Parents tell us that they are often going without food themselves in order to provide food for their children, or else are having to rely on others to get the food for them. Their hunger, or that of their child’s, is a constant and physical reminder of the financial pressure and of the hard decisions they have to make every day. This is taking an emotional and physical toll on parents across the country.
We know that childhood lasts a lifetime – and hunger puts a child’s emotional, physical and overall wellbeing at risk – which is why food is such a key part of many of Barnardos services. Similarly, parents who are constantly worried about food can’t focus on their children’s needs as much as they would like to”.
Niall O’Connor, Group Managing Director of ALDI Ireland added:
“It’s clear from this research that the cost-of-living crisis is having a very negative effect on children and families across the country. With so many of the most vulnerable people in our society clearly struggling to put food on the table, essential services like those provided by Barnardos are critical.
Everyone deserves to have access to affordable, nutritious food and as a leading family retailer, we promise to continue to shield our customers by providing the weekly grocery shop at the lowest possible prices.
We’re incredibly proud of the work we’ve done with Barnardos, and we know that together with our valued customers, we can continue to make a substantial difference in tackling food poverty and supporting vulnerable families through this difficult time.”

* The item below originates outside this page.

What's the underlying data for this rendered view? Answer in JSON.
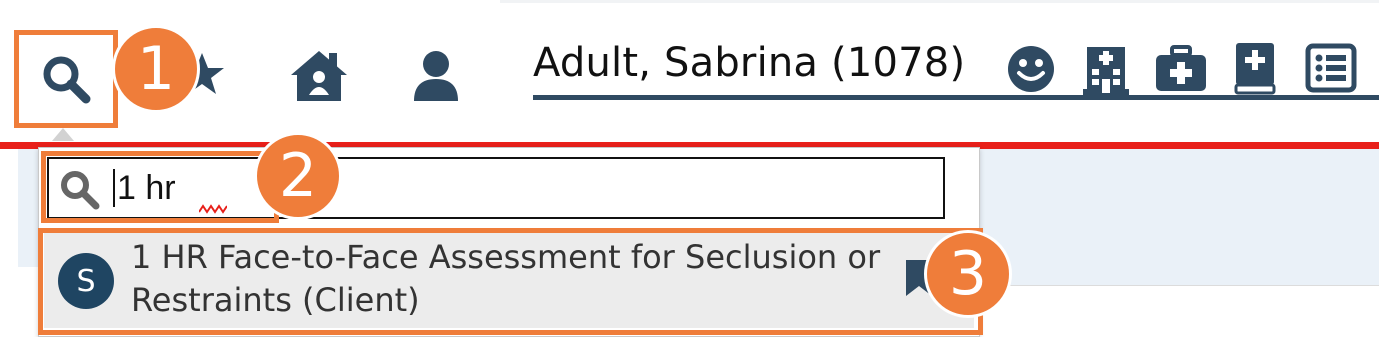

*New survey results from Barnardos and ALDI Ireland carried out by Coyne Research on the impact of food poverty on families and children – field dates: 20th October – 1st November 2022. A nationally representative sample of 1,000 adults aged 18+ were interviewed.
Notes to Editors
For further information, please contact Barnardos Press Office: 086 0445966
• Report: Food Insecurity in Ireland – Impact on children and their parents
• Link to previous findings – Child Food Poverty Survey February 2022
About the partnership
ALDI and Barnardos began working together in 2020 with the goal of raising €1 million to support vulnerable children and families in Ireland. Together, they’ve created incredible impact, supporting over 100 families with specialised counselling, intensive parenting support or practical advice, 1,000 children to be school ready in the Early Years Services and provide 10,000 warm meals to children attending Barnardos services.
ALDI and Barnardos have since announced the extension of our partnership for another two years. This will see ALDI committing to raising a further €1 million for Barnardos through a two-year programme of fundraising initiatives, at a time when it is needed most.
ALDI and FoodCloud
As well as its partnership with Barnardos, ALDI works closely with charity partners FoodCloud, supporting their efforts to ensure voluntary and community groups across Ireland including food banks, have access to food to support those who need it most. To date, the retailer has donated over 2.6 million meals through its FoodCloud partnership.
Barnardos Recommendations for Government
More needs to be done to make sure children are not going without food and are not going without other necessities as a result of the provision of food. Action needs to be taken to support parents who are constantly worried about the issue and follow through on the government’s commitment to ensure no child goes hungry. These should include:
- Introduce a food poverty action plan through the new Child Poverty and Wellbeing Unit
- Continued progress in rolling out hot school meals programme within schools
- Provide additional targeted supports to low-income families
- Guarantee speedier decisions around additional needs payments where they relate to food costs and children